**ABOUT THIS TASK**
Only the lines from the one containing "Enumerate this screenshot's" through the last line of the data are to be written out, exactly and in full.

**MATERIAL SUPPLIED**
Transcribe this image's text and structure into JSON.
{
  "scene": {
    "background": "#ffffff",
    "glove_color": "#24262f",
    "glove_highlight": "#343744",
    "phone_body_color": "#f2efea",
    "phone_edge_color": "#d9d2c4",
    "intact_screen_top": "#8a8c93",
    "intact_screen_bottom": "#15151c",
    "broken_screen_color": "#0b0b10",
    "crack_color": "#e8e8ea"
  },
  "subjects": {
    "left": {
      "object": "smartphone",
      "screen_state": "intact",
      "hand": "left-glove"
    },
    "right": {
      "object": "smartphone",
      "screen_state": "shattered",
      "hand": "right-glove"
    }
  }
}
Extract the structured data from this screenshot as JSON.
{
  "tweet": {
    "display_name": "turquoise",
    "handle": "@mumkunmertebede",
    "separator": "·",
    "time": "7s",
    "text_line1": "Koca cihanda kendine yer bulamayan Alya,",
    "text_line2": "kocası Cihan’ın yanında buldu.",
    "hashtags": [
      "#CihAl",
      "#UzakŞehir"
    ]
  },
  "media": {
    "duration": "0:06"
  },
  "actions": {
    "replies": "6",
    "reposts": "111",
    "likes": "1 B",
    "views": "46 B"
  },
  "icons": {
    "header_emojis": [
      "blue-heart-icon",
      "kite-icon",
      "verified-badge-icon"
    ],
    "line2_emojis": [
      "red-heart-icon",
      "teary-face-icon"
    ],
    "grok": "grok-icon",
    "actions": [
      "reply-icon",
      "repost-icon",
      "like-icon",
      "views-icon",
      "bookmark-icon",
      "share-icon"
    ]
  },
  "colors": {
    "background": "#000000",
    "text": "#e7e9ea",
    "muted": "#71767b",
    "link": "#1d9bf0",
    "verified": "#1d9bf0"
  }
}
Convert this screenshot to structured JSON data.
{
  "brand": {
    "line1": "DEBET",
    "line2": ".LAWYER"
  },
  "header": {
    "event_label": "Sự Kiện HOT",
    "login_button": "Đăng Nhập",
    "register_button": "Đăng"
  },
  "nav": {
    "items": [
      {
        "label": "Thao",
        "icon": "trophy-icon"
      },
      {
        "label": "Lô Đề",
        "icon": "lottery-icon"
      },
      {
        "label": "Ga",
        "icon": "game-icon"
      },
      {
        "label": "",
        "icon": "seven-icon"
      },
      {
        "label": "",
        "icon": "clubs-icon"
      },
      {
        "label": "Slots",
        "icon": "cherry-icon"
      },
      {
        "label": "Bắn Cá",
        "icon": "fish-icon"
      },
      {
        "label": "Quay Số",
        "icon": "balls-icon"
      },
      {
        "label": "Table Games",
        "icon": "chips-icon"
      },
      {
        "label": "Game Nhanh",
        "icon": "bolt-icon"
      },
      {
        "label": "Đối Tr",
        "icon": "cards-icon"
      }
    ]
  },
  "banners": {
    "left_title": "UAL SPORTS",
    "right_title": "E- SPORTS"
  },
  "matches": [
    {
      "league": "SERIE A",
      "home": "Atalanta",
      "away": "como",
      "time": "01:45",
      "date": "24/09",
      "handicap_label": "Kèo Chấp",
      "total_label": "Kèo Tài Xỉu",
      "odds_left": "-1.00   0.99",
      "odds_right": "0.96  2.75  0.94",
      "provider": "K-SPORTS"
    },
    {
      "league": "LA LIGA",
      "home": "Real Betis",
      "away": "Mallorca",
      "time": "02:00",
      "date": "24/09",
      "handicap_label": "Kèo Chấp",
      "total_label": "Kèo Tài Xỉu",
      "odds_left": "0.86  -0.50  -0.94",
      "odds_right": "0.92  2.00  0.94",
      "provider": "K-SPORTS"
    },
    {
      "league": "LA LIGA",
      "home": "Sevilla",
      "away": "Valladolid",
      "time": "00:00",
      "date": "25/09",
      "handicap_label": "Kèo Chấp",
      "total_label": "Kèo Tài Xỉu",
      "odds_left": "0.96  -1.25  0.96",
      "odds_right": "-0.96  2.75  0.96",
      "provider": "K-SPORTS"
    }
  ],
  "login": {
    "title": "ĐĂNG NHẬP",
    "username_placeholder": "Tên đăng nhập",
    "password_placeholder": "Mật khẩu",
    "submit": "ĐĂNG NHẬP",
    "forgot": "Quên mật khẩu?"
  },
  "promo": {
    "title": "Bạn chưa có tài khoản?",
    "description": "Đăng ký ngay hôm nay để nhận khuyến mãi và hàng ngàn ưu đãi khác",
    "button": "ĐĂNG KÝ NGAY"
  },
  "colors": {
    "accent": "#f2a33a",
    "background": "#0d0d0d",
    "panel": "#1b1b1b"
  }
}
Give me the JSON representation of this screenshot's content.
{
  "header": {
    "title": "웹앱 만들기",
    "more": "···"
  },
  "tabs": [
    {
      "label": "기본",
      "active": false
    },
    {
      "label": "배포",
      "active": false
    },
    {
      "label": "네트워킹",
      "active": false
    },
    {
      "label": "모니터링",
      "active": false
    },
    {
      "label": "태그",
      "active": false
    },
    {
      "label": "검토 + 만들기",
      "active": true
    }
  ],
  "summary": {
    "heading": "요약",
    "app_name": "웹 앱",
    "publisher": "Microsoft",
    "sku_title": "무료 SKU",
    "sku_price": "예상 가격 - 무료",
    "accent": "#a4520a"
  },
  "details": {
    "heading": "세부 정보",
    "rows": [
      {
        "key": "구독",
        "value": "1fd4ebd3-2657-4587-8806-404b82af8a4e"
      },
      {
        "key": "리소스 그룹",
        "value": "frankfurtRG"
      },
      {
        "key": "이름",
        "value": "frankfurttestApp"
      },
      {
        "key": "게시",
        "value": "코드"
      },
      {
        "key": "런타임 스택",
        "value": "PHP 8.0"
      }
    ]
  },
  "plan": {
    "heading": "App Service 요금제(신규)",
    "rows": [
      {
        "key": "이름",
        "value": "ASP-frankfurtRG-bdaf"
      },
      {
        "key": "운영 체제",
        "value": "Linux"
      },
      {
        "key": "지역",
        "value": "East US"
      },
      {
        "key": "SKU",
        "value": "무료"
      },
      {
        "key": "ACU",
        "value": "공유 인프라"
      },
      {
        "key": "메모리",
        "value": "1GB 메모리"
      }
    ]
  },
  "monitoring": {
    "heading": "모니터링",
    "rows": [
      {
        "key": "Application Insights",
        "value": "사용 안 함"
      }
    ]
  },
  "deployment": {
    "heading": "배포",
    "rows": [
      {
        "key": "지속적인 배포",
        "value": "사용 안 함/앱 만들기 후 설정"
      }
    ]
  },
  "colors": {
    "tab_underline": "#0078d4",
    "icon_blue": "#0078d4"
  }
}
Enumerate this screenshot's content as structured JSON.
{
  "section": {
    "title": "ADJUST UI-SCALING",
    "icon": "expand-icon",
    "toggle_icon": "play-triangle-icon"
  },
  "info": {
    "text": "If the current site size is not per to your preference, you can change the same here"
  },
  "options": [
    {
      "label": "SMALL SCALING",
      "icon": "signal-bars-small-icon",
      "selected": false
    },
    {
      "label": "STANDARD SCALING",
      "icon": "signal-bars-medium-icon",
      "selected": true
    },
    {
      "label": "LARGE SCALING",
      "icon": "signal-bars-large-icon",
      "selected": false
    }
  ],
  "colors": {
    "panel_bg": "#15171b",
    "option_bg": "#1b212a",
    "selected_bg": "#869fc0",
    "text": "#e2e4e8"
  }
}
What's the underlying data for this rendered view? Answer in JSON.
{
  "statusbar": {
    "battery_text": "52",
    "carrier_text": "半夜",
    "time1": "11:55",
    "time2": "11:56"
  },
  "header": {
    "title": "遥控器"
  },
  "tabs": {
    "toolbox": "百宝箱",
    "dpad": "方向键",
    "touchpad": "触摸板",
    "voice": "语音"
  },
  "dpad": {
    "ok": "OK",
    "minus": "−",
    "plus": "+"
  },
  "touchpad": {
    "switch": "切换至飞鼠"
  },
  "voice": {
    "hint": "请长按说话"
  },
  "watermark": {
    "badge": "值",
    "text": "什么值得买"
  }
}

**WRITTEN RESPONSE**
Enumerate this screenshot's content as structured JSON.
{
  "section": {
    "title": "ADJUST UI-SCALING",
    "icon": "expand-icon",
    "toggle_icon": "play-triangle-icon"
  },
  "info": {
    "text": "If the current site size is not per to your preference, you can change the same here"
  },
  "options": [
    {
      "label": "SMALL SCALING",
      "icon": "signal-bars-small-icon",
      "selected": false
    },
    {
      "label": "STANDARD SCALING",
      "icon": "signal-bars-medium-icon",
      "selected": true
    },
    {
      "label": "LARGE SCALING",
      "icon": "signal-bars-large-icon",
      "selected": false
    }
  ],
  "colors": {
    "panel_bg": "#15171b",
    "option_bg": "#1b212a",
    "selected_bg": "#869fc0",
    "text": "#e2e4e8"
  }
}
What's the underlying data for this rendered view? Answer in JSON.
{
  "statusbar": {
    "battery_text": "52",
    "carrier_text": "半夜",
    "time1": "11:55",
    "time2": "11:56"
  },
  "header": {
    "title": "遥控器"
  },
  "tabs": {
    "toolbox": "百宝箱",
    "dpad": "方向键",
    "touchpad": "触摸板",
    "voice": "语音"
  },
  "dpad": {
    "ok": "OK",
    "minus": "−",
    "plus": "+"
  },
  "touchpad": {
    "switch": "切换至飞鼠"
  },
  "voice": {
    "hint": "请长按说话"
  },
  "watermark": {
    "badge": "值",
    "text": "什么值得买"
  }
}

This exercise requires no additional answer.